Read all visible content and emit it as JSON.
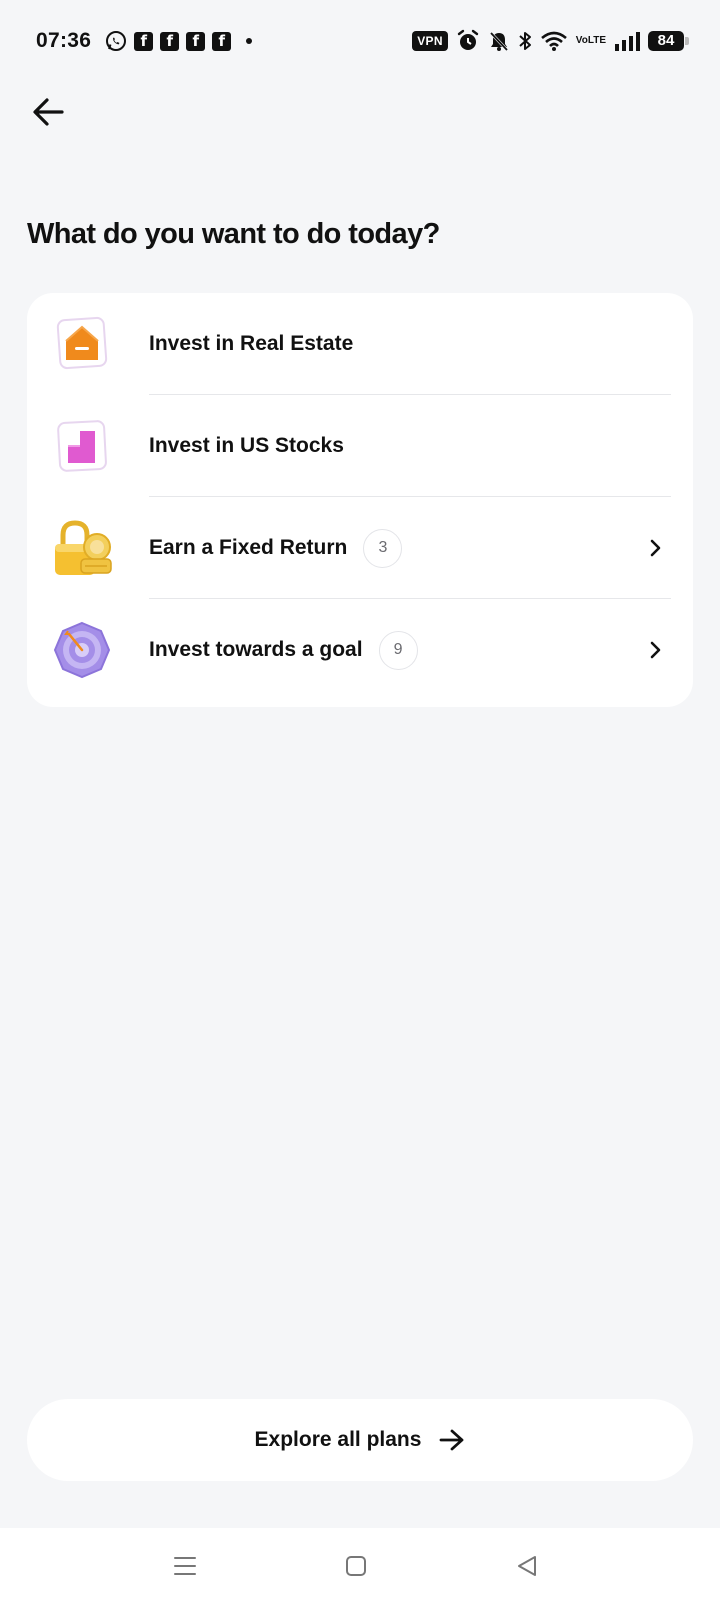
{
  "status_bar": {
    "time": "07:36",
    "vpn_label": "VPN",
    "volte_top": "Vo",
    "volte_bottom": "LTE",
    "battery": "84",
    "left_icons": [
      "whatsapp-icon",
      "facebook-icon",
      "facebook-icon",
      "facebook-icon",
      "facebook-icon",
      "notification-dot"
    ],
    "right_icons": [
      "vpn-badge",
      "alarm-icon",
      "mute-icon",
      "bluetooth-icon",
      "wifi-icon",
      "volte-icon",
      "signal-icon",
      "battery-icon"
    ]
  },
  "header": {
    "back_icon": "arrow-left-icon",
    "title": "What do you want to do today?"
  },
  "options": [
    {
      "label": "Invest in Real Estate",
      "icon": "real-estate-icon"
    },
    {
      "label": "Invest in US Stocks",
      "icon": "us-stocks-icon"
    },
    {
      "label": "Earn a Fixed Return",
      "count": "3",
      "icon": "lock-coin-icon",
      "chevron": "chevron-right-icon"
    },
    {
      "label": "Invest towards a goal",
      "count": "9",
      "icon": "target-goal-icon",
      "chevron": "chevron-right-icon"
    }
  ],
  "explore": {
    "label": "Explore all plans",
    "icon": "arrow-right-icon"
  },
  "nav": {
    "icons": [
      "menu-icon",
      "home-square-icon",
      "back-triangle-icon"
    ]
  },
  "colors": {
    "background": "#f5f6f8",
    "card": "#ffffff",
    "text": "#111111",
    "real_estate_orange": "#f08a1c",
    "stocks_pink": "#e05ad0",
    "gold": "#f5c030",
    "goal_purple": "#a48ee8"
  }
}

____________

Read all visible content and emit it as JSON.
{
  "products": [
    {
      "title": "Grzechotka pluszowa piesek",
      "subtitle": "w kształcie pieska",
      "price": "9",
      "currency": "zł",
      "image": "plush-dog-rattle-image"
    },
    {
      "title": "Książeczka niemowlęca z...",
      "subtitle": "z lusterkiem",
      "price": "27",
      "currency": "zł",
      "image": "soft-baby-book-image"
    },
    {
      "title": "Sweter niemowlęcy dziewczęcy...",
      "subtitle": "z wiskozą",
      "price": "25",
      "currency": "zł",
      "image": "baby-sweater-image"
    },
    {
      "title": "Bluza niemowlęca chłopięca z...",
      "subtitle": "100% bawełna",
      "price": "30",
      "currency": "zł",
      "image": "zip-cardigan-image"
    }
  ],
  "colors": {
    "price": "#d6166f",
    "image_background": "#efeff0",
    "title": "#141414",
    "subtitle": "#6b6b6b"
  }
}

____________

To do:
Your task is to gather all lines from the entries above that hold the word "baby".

Task answer:
      "image": "soft-baby-book-image"
      "image": "baby-sweater-image"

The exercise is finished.